Wyman also concluded, after making numerous inquiries in La Plata, that the niata cattle transmit their peculiarities or form a race.) Rutimeyer believes that these cattle belong to the primigenius type. (3/65 'Ueber Art des zahmen Europ. Rindes' 1866 s. 28.) The forehead is very short and broad, with the nasal end of the skull, together with the whole plane of the upper molar-teeth, curved upwards. The lower jaw projects beyond the upper, and has a corresponding upward curvature. It is an interesting fact that an almost similar confirmation characterizes, as I am informed by Dr. Falconer, the extinct and gigantic Sivatherium of India, and is not known in any other ruminant.
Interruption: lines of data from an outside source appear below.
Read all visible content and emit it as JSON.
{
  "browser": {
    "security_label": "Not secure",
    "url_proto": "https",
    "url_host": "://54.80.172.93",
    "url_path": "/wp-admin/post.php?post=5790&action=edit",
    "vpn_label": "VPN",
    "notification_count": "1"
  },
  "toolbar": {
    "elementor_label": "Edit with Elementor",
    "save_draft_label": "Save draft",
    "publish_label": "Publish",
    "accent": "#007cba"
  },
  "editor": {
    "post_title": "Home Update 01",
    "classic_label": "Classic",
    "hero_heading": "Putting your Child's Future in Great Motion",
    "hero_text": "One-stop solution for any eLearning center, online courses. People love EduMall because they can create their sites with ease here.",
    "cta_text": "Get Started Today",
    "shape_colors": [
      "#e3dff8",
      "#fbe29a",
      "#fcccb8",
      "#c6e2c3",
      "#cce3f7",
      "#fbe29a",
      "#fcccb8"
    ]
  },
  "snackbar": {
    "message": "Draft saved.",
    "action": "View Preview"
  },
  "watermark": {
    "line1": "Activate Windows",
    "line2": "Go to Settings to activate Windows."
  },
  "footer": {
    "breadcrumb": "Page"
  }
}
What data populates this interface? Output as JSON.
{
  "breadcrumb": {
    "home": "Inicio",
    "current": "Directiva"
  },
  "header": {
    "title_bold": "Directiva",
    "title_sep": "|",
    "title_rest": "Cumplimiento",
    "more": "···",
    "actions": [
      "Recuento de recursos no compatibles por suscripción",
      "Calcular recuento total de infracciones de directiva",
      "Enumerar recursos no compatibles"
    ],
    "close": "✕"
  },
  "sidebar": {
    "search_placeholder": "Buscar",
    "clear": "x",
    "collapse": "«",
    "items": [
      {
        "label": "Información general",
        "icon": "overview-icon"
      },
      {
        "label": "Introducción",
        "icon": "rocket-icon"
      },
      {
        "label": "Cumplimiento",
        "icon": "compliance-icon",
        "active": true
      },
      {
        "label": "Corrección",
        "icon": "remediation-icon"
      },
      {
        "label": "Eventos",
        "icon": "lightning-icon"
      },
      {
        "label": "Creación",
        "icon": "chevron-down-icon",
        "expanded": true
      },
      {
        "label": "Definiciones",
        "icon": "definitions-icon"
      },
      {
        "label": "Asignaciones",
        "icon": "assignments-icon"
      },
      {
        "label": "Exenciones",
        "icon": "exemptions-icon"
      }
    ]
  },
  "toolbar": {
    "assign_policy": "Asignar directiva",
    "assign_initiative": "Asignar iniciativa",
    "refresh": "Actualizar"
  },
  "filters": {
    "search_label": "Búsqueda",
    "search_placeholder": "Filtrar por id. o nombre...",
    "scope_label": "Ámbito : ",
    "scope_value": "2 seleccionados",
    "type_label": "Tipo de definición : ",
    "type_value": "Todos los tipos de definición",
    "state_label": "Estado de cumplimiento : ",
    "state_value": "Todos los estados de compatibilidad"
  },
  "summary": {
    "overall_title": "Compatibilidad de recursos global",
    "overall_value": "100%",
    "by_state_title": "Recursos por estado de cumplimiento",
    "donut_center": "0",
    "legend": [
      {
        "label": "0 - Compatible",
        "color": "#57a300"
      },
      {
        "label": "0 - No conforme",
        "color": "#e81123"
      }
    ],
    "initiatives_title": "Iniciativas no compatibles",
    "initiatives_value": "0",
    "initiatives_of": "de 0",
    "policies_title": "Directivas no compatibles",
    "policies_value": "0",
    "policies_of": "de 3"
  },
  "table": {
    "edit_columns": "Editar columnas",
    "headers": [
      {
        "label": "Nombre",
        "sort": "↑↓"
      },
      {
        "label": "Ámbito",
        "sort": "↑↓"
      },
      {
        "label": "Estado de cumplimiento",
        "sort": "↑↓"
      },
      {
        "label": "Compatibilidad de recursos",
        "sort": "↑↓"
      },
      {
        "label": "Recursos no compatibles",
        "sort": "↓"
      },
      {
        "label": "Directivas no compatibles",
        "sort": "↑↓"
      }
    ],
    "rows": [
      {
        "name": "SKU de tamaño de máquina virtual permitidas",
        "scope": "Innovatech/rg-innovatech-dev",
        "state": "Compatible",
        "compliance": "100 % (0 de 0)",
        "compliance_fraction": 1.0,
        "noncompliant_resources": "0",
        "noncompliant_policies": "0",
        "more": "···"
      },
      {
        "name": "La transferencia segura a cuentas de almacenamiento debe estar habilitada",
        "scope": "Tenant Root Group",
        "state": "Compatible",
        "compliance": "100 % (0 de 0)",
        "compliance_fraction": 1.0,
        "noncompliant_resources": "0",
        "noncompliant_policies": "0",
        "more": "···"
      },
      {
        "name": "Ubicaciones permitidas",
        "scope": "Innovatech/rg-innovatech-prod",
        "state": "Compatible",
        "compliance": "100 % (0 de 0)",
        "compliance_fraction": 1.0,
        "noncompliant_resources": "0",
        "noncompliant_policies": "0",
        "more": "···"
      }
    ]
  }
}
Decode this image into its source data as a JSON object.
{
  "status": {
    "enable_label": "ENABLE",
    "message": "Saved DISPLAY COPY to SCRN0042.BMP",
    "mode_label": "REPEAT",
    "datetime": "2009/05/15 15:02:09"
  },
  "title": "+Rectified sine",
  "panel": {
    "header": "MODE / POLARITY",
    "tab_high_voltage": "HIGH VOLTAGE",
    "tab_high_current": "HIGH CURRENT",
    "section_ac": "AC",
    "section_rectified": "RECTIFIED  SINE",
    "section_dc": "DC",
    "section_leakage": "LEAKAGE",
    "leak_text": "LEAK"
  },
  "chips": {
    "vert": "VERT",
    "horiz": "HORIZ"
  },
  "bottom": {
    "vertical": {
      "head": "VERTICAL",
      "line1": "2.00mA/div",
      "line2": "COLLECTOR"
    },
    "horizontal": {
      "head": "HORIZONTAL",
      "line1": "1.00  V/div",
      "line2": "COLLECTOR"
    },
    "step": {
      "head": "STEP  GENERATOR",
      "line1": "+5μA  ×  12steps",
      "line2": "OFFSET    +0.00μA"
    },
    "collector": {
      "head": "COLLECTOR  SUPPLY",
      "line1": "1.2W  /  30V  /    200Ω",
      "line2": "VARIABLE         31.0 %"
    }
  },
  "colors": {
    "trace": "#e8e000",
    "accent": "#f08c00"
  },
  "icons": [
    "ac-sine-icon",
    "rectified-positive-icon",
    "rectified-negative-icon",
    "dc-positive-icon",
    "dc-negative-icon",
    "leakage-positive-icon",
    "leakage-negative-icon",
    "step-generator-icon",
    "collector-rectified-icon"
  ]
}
The upper lip is much drawn back, the nostrils are seated high up and are widely open, the eyes project outwards, and the horns are large. In walking the head is carried low, and the neck is short. The hind legs appear to be longer, compared with the front legs, than is usual. The exposed incisor teeth, the short head and upturned nostrils, give these cattle the most ludicrous, self-confident air of defiance. The skull which I presented to the College of Surgeons has been thus described by Professor Owen (3/66. 'Descriptive Cat. of Ost. Collect. of College of Surgeons' 1853 page 624. Vasey in his 'Delineations of the Ox-tribe' has given a figure of this skull; and I sent a photograph of it to Prof. Rutimeyer.) "It is remarkable from the stunted development of the nasals, premaxillaries, and fore-part of the lower jaw, which is unusually curved upwards to come into contact with the premaxillaries. The nasal bones are about one-third the ordinary length, but retain almost their normal breadth. The triangular vacuity is left between them, the frontal and lachrymal, which latter bone articulates with the premaxillary, and thus excludes the maxillary from any junction with the nasal." So that even the connexion of some of the bones is changed. Other differences might be added: thus the plane of the condyles is somewhat modified, and the terminal edge of the premaxillaries forms an arch. In fact, on comparison with the skull of a common ox, scarcely a single bone presents the same exact shape, and the whole skull has a wonderfully different appearance.

The first brief published notice of this race was by Azara, between the years 1783-96; but Don F. Muniz, of Luxan, who has kindly collected information for me, states that about 1760 these cattle were kept as curiosities near Buenos Ayres. Their origin is not positively known, but they must have originated subsequently to the year 1552, when cattle were first introduced. Senor Muniz informs me that the breed is believed to have originated with the Indians southward of the Plata. Even to this day those reared near the Plata show their less civilised nature in being fiercer than common cattle, and in the cow, if visited too often, easily deserting her first calf. The breed is very true, and a niata bull and cow invariably produce niata calves. The breed has already lasted at least a century. A niata bull crossed with a common cow, and the reverse cross, yield offspring having an intermediate character, but with the niata character strongly displayed. According to Senor Muniz, there is the clearest evidence, contrary to the common belief of agriculturists in analogous cases, that the niata cow when crossed with a common bull transmits her peculiarities more strongly than does the niata bull when crossed with a common cow. When the pasture is tolerably long, these cattle feed as well as common cattle with their tongue and palate; but during the great droughts, when so many animals perish on the Pampas, the niata breed lies under a great disadvantage, and would, if not attended to, become extinct; for the common cattle, like horses, are able to keep alive by browsing with their lips on the twigs of trees and on reeds: this the niatas cannot so well do, as their lips do not join, and hence they are found to perish before the common cattle. This strikes me as a good illustration of how little we are able to judge from the ordinary habits of an animal, on what circumstances, occurring only at long intervals of time, its rarity or extinction may depend.

The Variation of Animals and Plants Under Domestication V1 Page 58

19th Century English Literature

Charles Darwin

Free Books in the public domain from the Classic Literature Library ©

Charles Darwin

All Pages of This Book